Small and medium-sized enterprises often face problems in selling technologies or know-how abroad, or are unable to source their technology needs in their own countries. To ensure that the huge innovation potential of the EU’s 25 million SMEs is fully exploited, a network of Innovation Relay Centres (IRC) was created in 1995 to stimulate transnational transfer of innovative technologies and to promote technology partnerships. At its annual meeting held in Brussels from 27- 29 June 2005, the IRC network gathered European and regional stakeholders to discuss new methods and objectives for future innovation support – and celebrated 10 years of successful operations bringing innovative companies together to make innovation a business reality.
Addressing the IRC Network, Commission Vice-President Günter Verheugen responsible for enterprise and industry policy said: “Innovation is the key to opening the door to a brighter economic future. If we want to overcome Europe’s current stagnation and raise its capacity for growth, we have to reduce the gap between the EU and the US in innovation performance. The IRC network is enabling SMEs to play a crucial part in reaching this goal.”
Commissioner Verheugen also presented the award for the most successful technology transfer exploiting EU-funded research results to the partnership between Simtech Systems of Finland and XC Engineering of Italy. Mr. Verheugen noted that: “The success of this technological cooperation is directly attributable to the IRC Network”.

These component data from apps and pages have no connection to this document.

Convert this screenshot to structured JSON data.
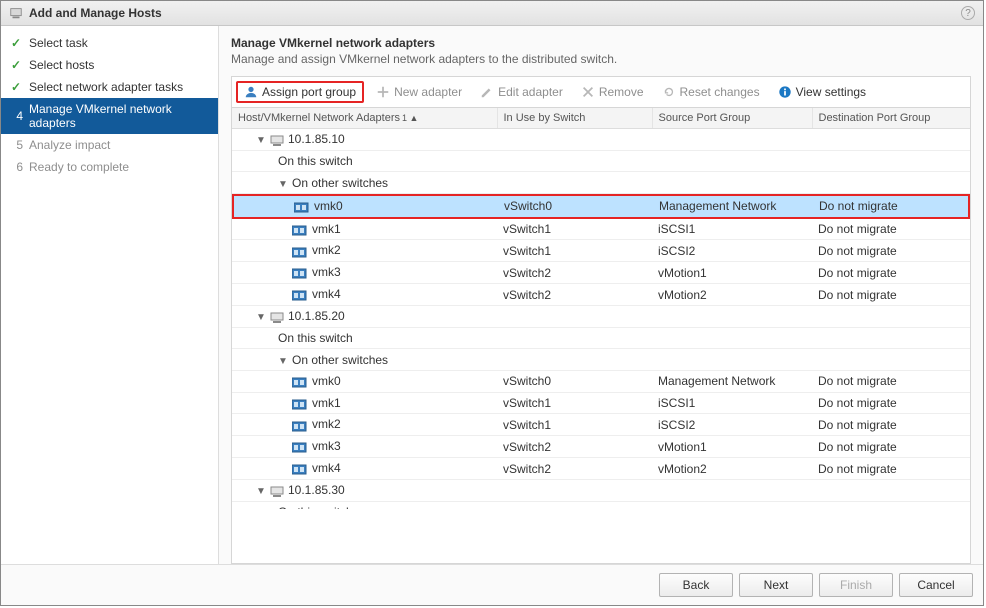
{
  "title": "Add and Manage Hosts",
  "sidebar": {
    "steps": [
      {
        "num": "1",
        "label": "Select task",
        "state": "done"
      },
      {
        "num": "2",
        "label": "Select hosts",
        "state": "done"
      },
      {
        "num": "3",
        "label": "Select network adapter tasks",
        "state": "done"
      },
      {
        "num": "4",
        "label": "Manage VMkernel network adapters",
        "state": "active"
      },
      {
        "num": "5",
        "label": "Analyze impact",
        "state": "inactive"
      },
      {
        "num": "6",
        "label": "Ready to complete",
        "state": "inactive"
      }
    ]
  },
  "main": {
    "heading": "Manage VMkernel network adapters",
    "subheading": "Manage and assign VMkernel network adapters to the distributed switch."
  },
  "toolbar": {
    "assign_port_group": "Assign port group",
    "new_adapter": "New adapter",
    "edit_adapter": "Edit adapter",
    "remove": "Remove",
    "reset_changes": "Reset changes",
    "view_settings": "View settings"
  },
  "columns": {
    "name": "Host/VMkernel Network Adapters",
    "sort_indicator": "1 ▲",
    "in_use": "In Use by Switch",
    "source": "Source Port Group",
    "dest": "Destination Port Group"
  },
  "labels": {
    "on_this_switch": "On this switch",
    "on_other_switches": "On other switches"
  },
  "hosts": [
    {
      "ip": "10.1.85.10",
      "vmks": [
        {
          "name": "vmk0",
          "switch": "vSwitch0",
          "src": "Management Network",
          "dst": "Do not migrate",
          "selected": true
        },
        {
          "name": "vmk1",
          "switch": "vSwitch1",
          "src": "iSCSI1",
          "dst": "Do not migrate"
        },
        {
          "name": "vmk2",
          "switch": "vSwitch1",
          "src": "iSCSI2",
          "dst": "Do not migrate"
        },
        {
          "name": "vmk3",
          "switch": "vSwitch2",
          "src": "vMotion1",
          "dst": "Do not migrate"
        },
        {
          "name": "vmk4",
          "switch": "vSwitch2",
          "src": "vMotion2",
          "dst": "Do not migrate"
        }
      ]
    },
    {
      "ip": "10.1.85.20",
      "vmks": [
        {
          "name": "vmk0",
          "switch": "vSwitch0",
          "src": "Management Network",
          "dst": "Do not migrate"
        },
        {
          "name": "vmk1",
          "switch": "vSwitch1",
          "src": "iSCSI1",
          "dst": "Do not migrate"
        },
        {
          "name": "vmk2",
          "switch": "vSwitch1",
          "src": "iSCSI2",
          "dst": "Do not migrate"
        },
        {
          "name": "vmk3",
          "switch": "vSwitch2",
          "src": "vMotion1",
          "dst": "Do not migrate"
        },
        {
          "name": "vmk4",
          "switch": "vSwitch2",
          "src": "vMotion2",
          "dst": "Do not migrate"
        }
      ]
    },
    {
      "ip": "10.1.85.30",
      "vmks": []
    }
  ],
  "footer": {
    "back": "Back",
    "next": "Next",
    "finish": "Finish",
    "cancel": "Cancel"
  }
}
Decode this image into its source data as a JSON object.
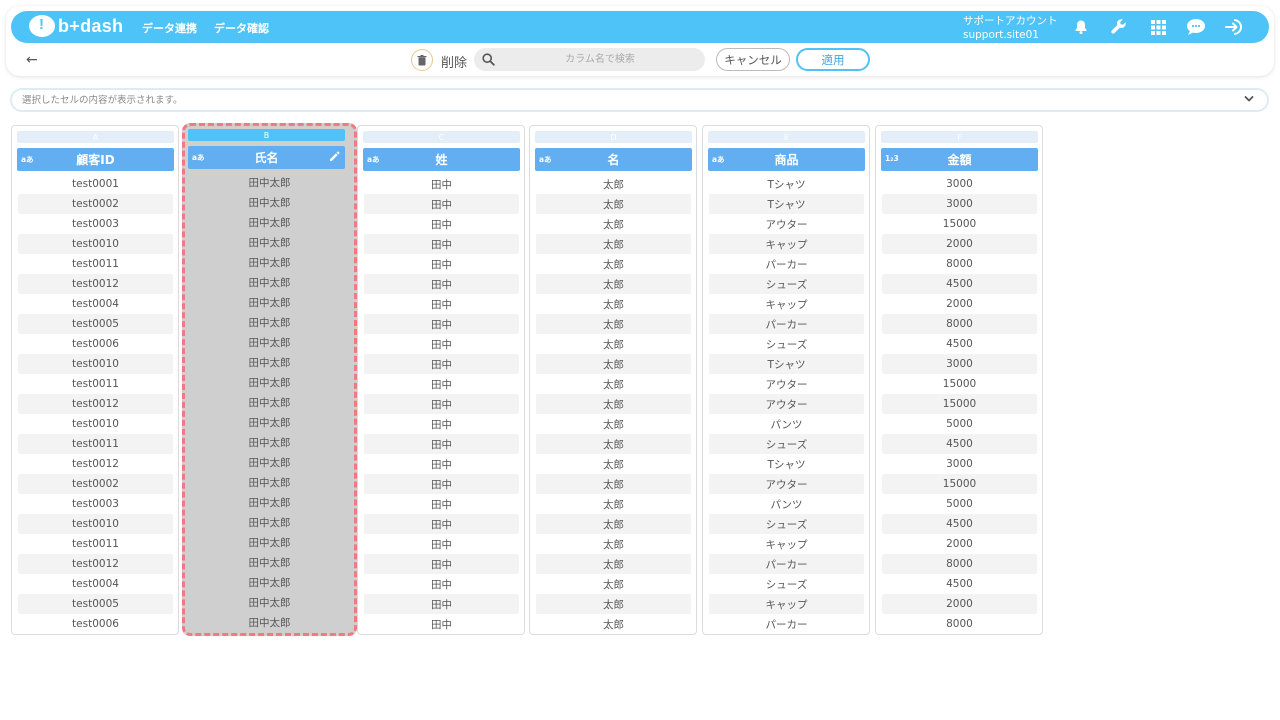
{
  "app": {
    "logo_text": "b+dash"
  },
  "nav": [
    "データ連携",
    "データ確認"
  ],
  "account": {
    "name": "サポートアカウント",
    "id": "support.site01"
  },
  "icons": {
    "top": [
      "bell-icon",
      "wrench-icon",
      "grid-icon",
      "chat-icon",
      "logout-icon"
    ],
    "toolbar": [
      "back-arrow-icon",
      "trash-icon",
      "search-icon"
    ]
  },
  "toolbar": {
    "back": "←",
    "delete_label": "削除",
    "search_placeholder": "カラム名で検索",
    "cancel_label": "キャンセル",
    "apply_label": "適用"
  },
  "cell_bar": {
    "placeholder": "選択したセルの内容が表示されます。"
  },
  "colors": {
    "brand": "#4ec3f7",
    "column_header": "#62aef0",
    "selection_border": "#f07a80"
  },
  "columns": [
    {
      "letter": "A",
      "type": "aあ",
      "name": "顧客ID",
      "selected": false,
      "values": [
        "test0001",
        "test0002",
        "test0003",
        "test0010",
        "test0011",
        "test0012",
        "test0004",
        "test0005",
        "test0006",
        "test0010",
        "test0011",
        "test0012",
        "test0010",
        "test0011",
        "test0012",
        "test0002",
        "test0003",
        "test0010",
        "test0011",
        "test0012",
        "test0004",
        "test0005",
        "test0006"
      ]
    },
    {
      "letter": "B",
      "type": "aあ",
      "name": "氏名",
      "selected": true,
      "values": [
        "田中太郎",
        "田中太郎",
        "田中太郎",
        "田中太郎",
        "田中太郎",
        "田中太郎",
        "田中太郎",
        "田中太郎",
        "田中太郎",
        "田中太郎",
        "田中太郎",
        "田中太郎",
        "田中太郎",
        "田中太郎",
        "田中太郎",
        "田中太郎",
        "田中太郎",
        "田中太郎",
        "田中太郎",
        "田中太郎",
        "田中太郎",
        "田中太郎",
        "田中太郎"
      ]
    },
    {
      "letter": "C",
      "type": "aあ",
      "name": "姓",
      "selected": false,
      "values": [
        "田中",
        "田中",
        "田中",
        "田中",
        "田中",
        "田中",
        "田中",
        "田中",
        "田中",
        "田中",
        "田中",
        "田中",
        "田中",
        "田中",
        "田中",
        "田中",
        "田中",
        "田中",
        "田中",
        "田中",
        "田中",
        "田中",
        "田中"
      ]
    },
    {
      "letter": "D",
      "type": "aあ",
      "name": "名",
      "selected": false,
      "values": [
        "太郎",
        "太郎",
        "太郎",
        "太郎",
        "太郎",
        "太郎",
        "太郎",
        "太郎",
        "太郎",
        "太郎",
        "太郎",
        "太郎",
        "太郎",
        "太郎",
        "太郎",
        "太郎",
        "太郎",
        "太郎",
        "太郎",
        "太郎",
        "太郎",
        "太郎",
        "太郎"
      ]
    },
    {
      "letter": "E",
      "type": "aあ",
      "name": "商品",
      "selected": false,
      "values": [
        "Tシャツ",
        "Tシャツ",
        "アウター",
        "キャップ",
        "パーカー",
        "シューズ",
        "キャップ",
        "パーカー",
        "シューズ",
        "Tシャツ",
        "アウター",
        "アウター",
        "パンツ",
        "シューズ",
        "Tシャツ",
        "アウター",
        "パンツ",
        "シューズ",
        "キャップ",
        "パーカー",
        "シューズ",
        "キャップ",
        "パーカー"
      ]
    },
    {
      "letter": "F",
      "type": "1₂3",
      "name": "金額",
      "selected": false,
      "values": [
        "3000",
        "3000",
        "15000",
        "2000",
        "8000",
        "4500",
        "2000",
        "8000",
        "4500",
        "3000",
        "15000",
        "15000",
        "5000",
        "4500",
        "3000",
        "15000",
        "5000",
        "4500",
        "2000",
        "8000",
        "4500",
        "2000",
        "8000"
      ]
    }
  ]
}
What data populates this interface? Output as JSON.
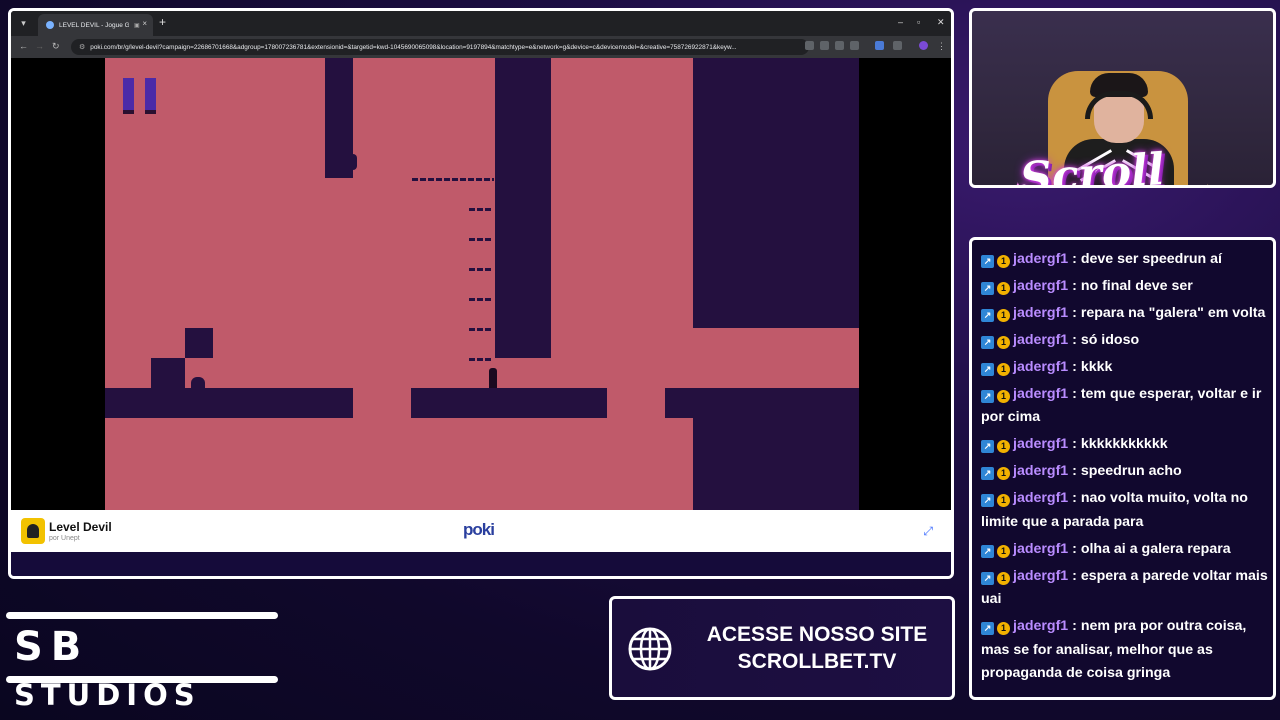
{
  "browser": {
    "tab_title": "LEVEL DEVIL - Jogue Grátis",
    "tab_close": "×",
    "new_tab": "+",
    "url": "poki.com/br/g/level-devil?campaign=22686701668&adgroup=178007236781&extensionid=&targetid=kwd-1045690065098&location=9197894&matchtype=e&network=g&device=c&devicemodel=&creative=758726922871&keyw...",
    "window_controls": [
      "–",
      "▫",
      "✕"
    ]
  },
  "game": {
    "name": "Level Devil",
    "author": "por Unept",
    "platform_logo": "poki"
  },
  "webcam": {
    "logo_text": "Scroll"
  },
  "chat": {
    "messages": [
      {
        "user": "jadergf1",
        "text": "deve ser speedrun aí"
      },
      {
        "user": "jadergf1",
        "text": "no final deve ser"
      },
      {
        "user": "jadergf1",
        "text": "repara na \"galera\" em volta"
      },
      {
        "user": "jadergf1",
        "text": "só idoso"
      },
      {
        "user": "jadergf1",
        "text": "kkkk"
      },
      {
        "user": "jadergf1",
        "text": "tem que esperar, voltar e ir por cima"
      },
      {
        "user": "jadergf1",
        "text": "kkkkkkkkkkk"
      },
      {
        "user": "jadergf1",
        "text": "speedrun acho"
      },
      {
        "user": "jadergf1",
        "text": "nao volta muito, volta no limite que a parada para"
      },
      {
        "user": "jadergf1",
        "text": "olha ai a galera repara"
      },
      {
        "user": "jadergf1",
        "text": "espera a parede voltar mais uai"
      },
      {
        "user": "jadergf1",
        "text": "nem pra por outra coisa, mas se for analisar, melhor que as propaganda de coisa gringa"
      }
    ]
  },
  "branding": {
    "sb": "SB",
    "studios": "STUDIOS"
  },
  "site_banner": {
    "line1": "ACESSE NOSSO SITE",
    "line2": "SCROLLBET.TV"
  },
  "colors": {
    "game_background": "#c05a6a",
    "game_dark": "#24103f",
    "chat_username": "#b98cff"
  }
}
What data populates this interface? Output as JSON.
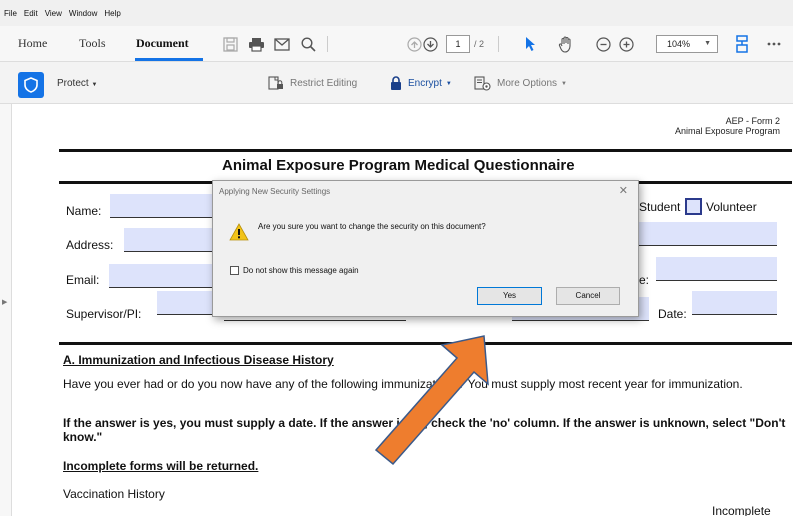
{
  "menu": [
    "File",
    "Edit",
    "View",
    "Window",
    "Help"
  ],
  "tabs": {
    "home": "Home",
    "tools": "Tools",
    "document": "Document"
  },
  "toolbar": {
    "page_current": "1",
    "page_total": "/ 2",
    "zoom": "104%"
  },
  "protect": {
    "label": "Protect",
    "restrict": "Restrict Editing",
    "encrypt": "Encrypt",
    "more": "More Options"
  },
  "document": {
    "form_id": "AEP - Form 2",
    "program": "Animal Exposure Program",
    "title": "Animal Exposure Program Medical Questionnaire",
    "labels": {
      "name": "Name:",
      "address": "Address:",
      "email": "Email:",
      "supervisor": "Supervisor/PI:",
      "student": "Student",
      "volunteer": "Volunteer",
      "phone": "e:",
      "date": "Date:"
    },
    "section_a": "A. Immunization and Infectious Disease History",
    "para1": "Have you ever had or do you now have any of the following immunizations? You must supply most recent year for immunization.",
    "para2": "If the answer is yes, you must supply a date. If the answer is no, check the 'no' column. If the answer is unknown, select \"Don't know.\"",
    "para3": "Incomplete forms will be returned.",
    "vaccination": "Vaccination History",
    "incomplete": "Incomplete"
  },
  "dialog": {
    "title": "Applying New Security Settings",
    "message": "Are you sure you want to change the security on this document?",
    "checkbox": "Do not show this message again",
    "yes": "Yes",
    "cancel": "Cancel"
  },
  "colors": {
    "accent": "#1473e6",
    "field_fill": "#dde3fb",
    "arrow": "#ee7d2e"
  }
}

The Europe-wide network of Innovation Relay Centres (IRCs) acts as a broker, helping SMEs access the information, knowledge, technologies, finance, expertise and assistance they need from the resources available throughout the region, and discover possibilities for partnership and cooperation. The cross-border collaboration and exchange of know-how gives the most innovative companies significantly greater visibility, so their success can be emulated by others throughout the region.
The network consists of 71 IRCs, involving 230 organisations in 33 countries within and outside the EU. In the past ten years it has assisted in over 12,500 technology transfer negotiations and helped more than 55,000 client companies exploit their research results and meet their technology needs. Most IRCs are operated by consortia of regional organisations with established reputations in local research and industrial communities. These include innovation agencies, Chambers of Commerce, regional development agencies and university technology centres. All IRCs draw strength from their membership of a European network. The strong technical and personal links within the network equip each IRC to broker technology transfers quickly and efficiently.
In many regions, IRCs have established themselves as the service providers of choice for companies wishing to internationalise their research activities, their marketing operations or their supply chains.
This year’s 3-day conference brought together technology transfer experts from the entire network of Innovation Relay Centres. Participants made the most of the opportunity to network, and gained inspiration from the best of Brussels-based research and development and innovative excellence that was on show at the conference.